While it seems like development happened quickly, LeFebvre said, the companies developing the vaccines are taking advantage of developments with science and technology that have become available in recent years. And, he said, the developments will help treatment of other diseases as well.
“It’s not new technology,” LeFebvre said. “Companies have been working on this way a long time and developing a lot of techniques. It’s amazing what happens when you get the resources and the whole world is working toward one goal.”
The lingering question, he said, is the long-term effectiveness of the vaccine.
Companies are issuing the COVID-19 vaccines as a series of two shots, with the second given 21 or 28 days after the first. That second shot boosts effectiveness from 60% to 90%, Biegler said. LeFebvre said companies have yet to determine how long the shot offers protection. That will take more time.
The side effects appear minimal at this time — a sore arm, headache or other symptoms one might experience after receiving a flu shot, they said.
“It’s just a sign that your immune system is ramping up,” LeFebvre said.
“You’re going to know you got the shot,” Biegler said. “It’s worth it. The most common side effect is a sore arm.”
That happens with 80% who receive the vaccine, Biegler said, and 60% experience aches and a headache, both of which are considered mild symptoms.
“Everyone who’s gotten it in Sioux Falls says it’s not that bad,” Biegler said. “Anecdotally, front line workers are reporting no side effects or a sore arm.”
LeFebvre said he can’t wait to get vaccinated.
“As soon as I can get it, I’m going to get it,” he said.”I want to be able to protect my family. The science behind it is very good. This is our road back to normal.”
Legrand said she hasn’t yet signed up for a time slot to receive the vaccine. Instead, she elected to be on standby. Each container of vaccine has 10 doses inside, she said, so vaccinations are scheduled in increments of 10. If there’s a cancellation and someone needs to jump in, she’ll be there.
After months of the virus circulating, Biegler said that by now everyone is likely to have a story about a parent or relative who has had COVID-19 and doesn’t feel well now. That might convince people to get the vaccine.
“I just want to get this vaccine and get back to normal,” he said. “It’s going to take a vaccine to get things better. I don’t see it going away until 70% of the population gets it.”
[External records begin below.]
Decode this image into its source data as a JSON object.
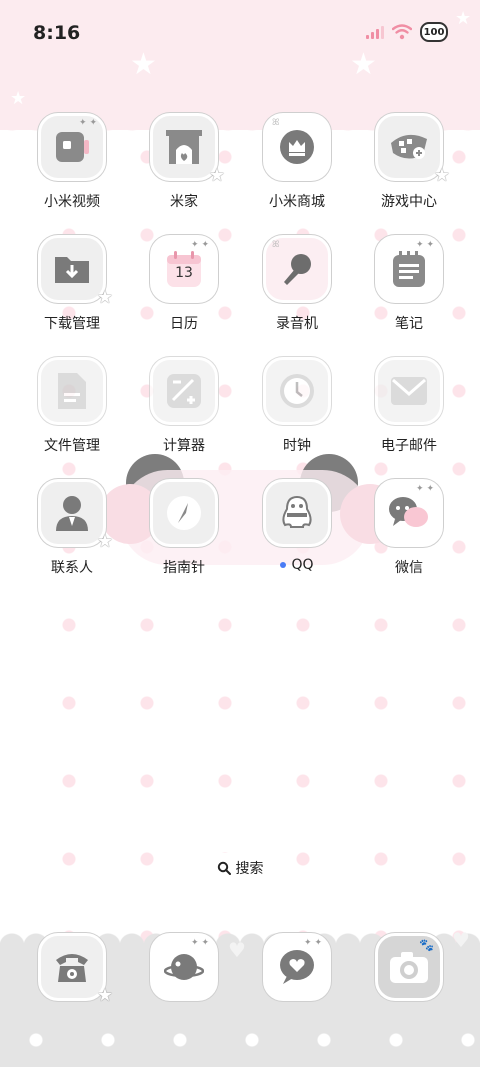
{
  "status_bar": {
    "time": "8:16",
    "battery": "100",
    "signal_color": "#f08ea4"
  },
  "apps": [
    {
      "id": "mi-video",
      "label": "小米视频",
      "icon": "video-icon",
      "style": "gray",
      "badge": "sparkle"
    },
    {
      "id": "mijia",
      "label": "米家",
      "icon": "fireplace-icon",
      "style": "gray",
      "badge": "star"
    },
    {
      "id": "mi-store",
      "label": "小米商城",
      "icon": "crown-bag-icon",
      "style": "white",
      "badge": "bow"
    },
    {
      "id": "game-center",
      "label": "游戏中心",
      "icon": "gamepad-icon",
      "style": "gray",
      "badge": "star"
    },
    {
      "id": "downloads",
      "label": "下载管理",
      "icon": "download-folder-icon",
      "style": "gray",
      "badge": "star"
    },
    {
      "id": "calendar",
      "label": "日历",
      "icon": "calendar-icon",
      "style": "white",
      "badge": "sparkle",
      "calendar_day": "13"
    },
    {
      "id": "recorder",
      "label": "录音机",
      "icon": "microphone-icon",
      "style": "pink",
      "badge": "bow"
    },
    {
      "id": "notes",
      "label": "笔记",
      "icon": "notepad-icon",
      "style": "white",
      "badge": "sparkle"
    },
    {
      "id": "file-manager",
      "label": "文件管理",
      "icon": "file-icon",
      "style": "dim",
      "badge": ""
    },
    {
      "id": "calculator",
      "label": "计算器",
      "icon": "calculator-icon",
      "style": "dim",
      "badge": ""
    },
    {
      "id": "clock",
      "label": "时钟",
      "icon": "clock-icon",
      "style": "dim",
      "badge": ""
    },
    {
      "id": "email",
      "label": "电子邮件",
      "icon": "envelope-icon",
      "style": "dim",
      "badge": ""
    },
    {
      "id": "contacts",
      "label": "联系人",
      "icon": "person-icon",
      "style": "gray",
      "badge": "star"
    },
    {
      "id": "compass",
      "label": "指南针",
      "icon": "compass-icon",
      "style": "gray",
      "badge": ""
    },
    {
      "id": "qq",
      "label": "QQ",
      "icon": "penguin-icon",
      "style": "gray",
      "badge": "",
      "notification_dot": true
    },
    {
      "id": "wechat",
      "label": "微信",
      "icon": "chat-bubbles-icon",
      "style": "white",
      "badge": "sparkle"
    }
  ],
  "search": {
    "label": "搜索"
  },
  "dock": [
    {
      "id": "phone",
      "icon": "telephone-icon",
      "badge": "star"
    },
    {
      "id": "browser",
      "icon": "planet-icon",
      "badge": "sparkle"
    },
    {
      "id": "messages",
      "icon": "heart-message-icon",
      "badge": "sparkle"
    },
    {
      "id": "camera",
      "icon": "camera-icon",
      "badge": "paw"
    }
  ],
  "theme": {
    "accent_pink": "#fcebef",
    "dot_pink": "#fde4ea",
    "icon_gray": "#8a8a8a",
    "dock_gray": "#e4e4e4",
    "qq_dot": "#4a7cf5"
  }
}
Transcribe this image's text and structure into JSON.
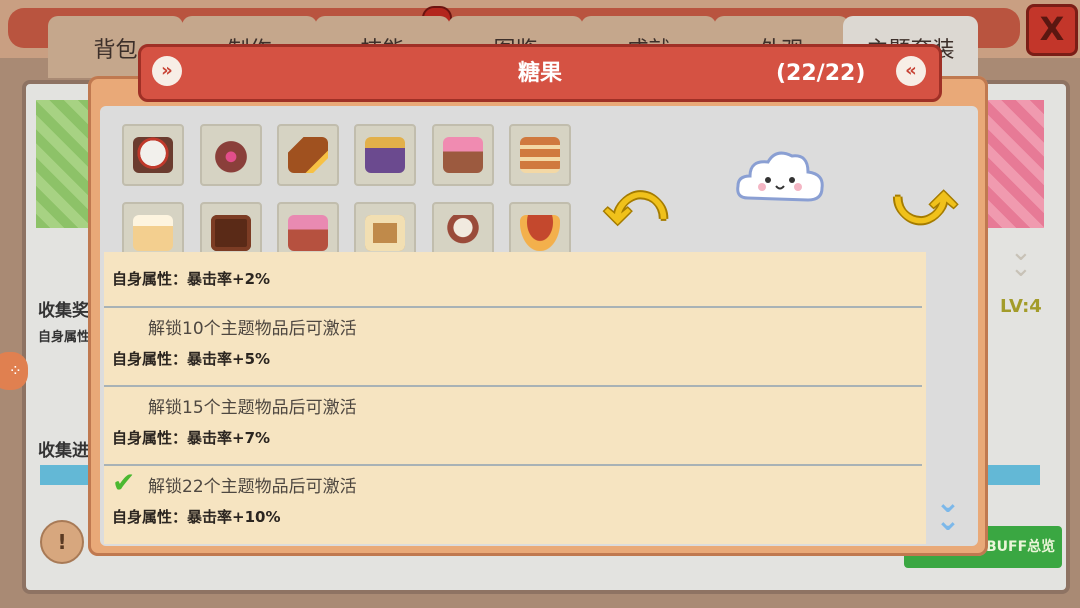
{
  "background": {
    "tabs": [
      {
        "label": "背包"
      },
      {
        "label": "制作"
      },
      {
        "label": "技能"
      },
      {
        "label": "图鉴"
      },
      {
        "label": "成就"
      },
      {
        "label": "外观"
      },
      {
        "label": "主题套装"
      }
    ],
    "close_label": "X",
    "collect_reward_label": "收集奖",
    "self_attr_label": "自身属性",
    "collect_progress_label": "收集进",
    "level_label": "LV:4",
    "buff_overview_label": "BUFF总览",
    "info_button_label": "!"
  },
  "modal": {
    "title": "糖果",
    "count": "(22/22)",
    "prev_arrow": "«",
    "next_arrow": "»"
  },
  "items": [
    {
      "name": "cake-item-icon",
      "color": "#f2f0ec",
      "accent": "#c0392b"
    },
    {
      "name": "donut-item-icon",
      "color": "#8a3f3a",
      "accent": "#e24e8b"
    },
    {
      "name": "chocolate-item-icon",
      "color": "#a0511f",
      "accent": "#f7c144"
    },
    {
      "name": "candy-shop-item-icon",
      "color": "#6b4a8f",
      "accent": "#e2b04a"
    },
    {
      "name": "dessert-stand-item-icon",
      "color": "#9c5a3f",
      "accent": "#f08bb1"
    },
    {
      "name": "cake-tower-item-icon",
      "color": "#d0793e",
      "accent": "#f3d8a5"
    },
    {
      "name": "cream-cake-item-icon",
      "color": "#f3cf8f",
      "accent": "#fdf4df"
    },
    {
      "name": "chocolate-bar-item-icon",
      "color": "#5a2a17",
      "accent": "#7c3c24"
    },
    {
      "name": "candy-cart-item-icon",
      "color": "#b6513f",
      "accent": "#e98ab2"
    },
    {
      "name": "menu-board-item-icon",
      "color": "#c08a4a",
      "accent": "#f2dfb2"
    },
    {
      "name": "ice-cream-stool-item-icon",
      "color": "#9a4b3a",
      "accent": "#f1eadf"
    },
    {
      "name": "mushroom-house-item-icon",
      "color": "#c4482d",
      "accent": "#f3b04c"
    }
  ],
  "attributes": [
    {
      "unlock": "",
      "effect": "自身属性：暴击率+2%"
    },
    {
      "unlock": "解锁10个主题物品后可激活",
      "effect": "自身属性：暴击率+5%"
    },
    {
      "unlock": "解锁15个主题物品后可激活",
      "effect": "自身属性：暴击率+7%"
    },
    {
      "unlock": "解锁22个主题物品后可激活",
      "effect": "自身属性：暴击率+10%",
      "completed": true
    }
  ],
  "icons": {
    "check": "✔",
    "scroll_down": "⌄⌄",
    "left_arrow": "⤺",
    "right_arrow": "⤻"
  },
  "colors": {
    "header_red": "#d55243",
    "panel_beige": "#f6e4c1",
    "arrow_gold": "#f0c11b",
    "check_green": "#4bb830"
  }
}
Biegler said he has elderly patients who are scared of getting COVID-19 and dying.
“I want to get it as an example for my patients,” he said. “I want to get it before I see my in-laws for Christmas.”
A painless shot
Both Biegler and LeFebvre received shots at Avera’s first distribution event Tuesday evening. Both said the shots were painless, and neither had any adverse reactions, according to comments sent by email through Avera’s media relations.
Biegler compared the experience to that of receiving a flu shot. He said he there was a feeling of pure joy after receiving the shot.
“I’m just grateful. But also feeling a little guilty,” he said about being among the first to get vaccinated. “There’s a combination of guilt and gratefulness. I wish everyone could get it. But once we break the seal on this, I think it’s going to go pretty well.”
“It’s kind of crazy to get the vaccine in just 10 months,” LeFebvre said after receiving the shot. “I feel fortunate to be one of the first in town to receive it.”
Protection still important
Hospitalizations have decreased in recent days, providing some relief locally, Biegler said. More than anything, he wants to file fewer death summaries for his patients.
Those at the hospitals working closest with COVID-19 patients or at the highest risk of being exposed to COVID-19 are the priority when it comes to the first vaccinations. The same is true of long-term care staff.
Residents in long-term care facilities will be next for vaccinations. Then, priority will be given to those who are 65 or older or have chronic medical conditions like cancer, chronic obstructive pulmonary disease, kidney disease, heart disease or diabetes and those who have a compromised immune system.
Eventually, vaccinations will be available to the general population, though Legrand said estimates from federal experts are that it won’t be until the second quarter of 2021.
While vaccinations being available is good news, LeFebvre, Biegler and Legrand said safety precautions continue to be important until enough people get their shots.
It’s still important to wear a mask, social distance and wash hands frequently, they said.
“Even those who are vaccinated should do all those things,” LeFebvre said. “Until more people get vaccinated.”
Biegler also encourages people to seek out trusted sources of information about the vaccine, like local hospitals, the World Health Organization, the CDC, the Advisory Committee on Immunization Practices and the American Academy of Family Physicians. He hopes people don’t fall for misinformation that’s spreading on social media.
Bogus claims include that the vaccine will change a person’s DNA or that it is unethically manufactured. Both, Biegler said, are false. The vaccine is developed using messenger DNA, which introduces cells that look like the virus.
He said claims about unethical manufacturing have been vetted by the hospital.
“At Avera, we take that very seriously. That’s been looked into by our ethics committee. They found nothing to say this was an unsafe or unethical vaccine,” Biegler said.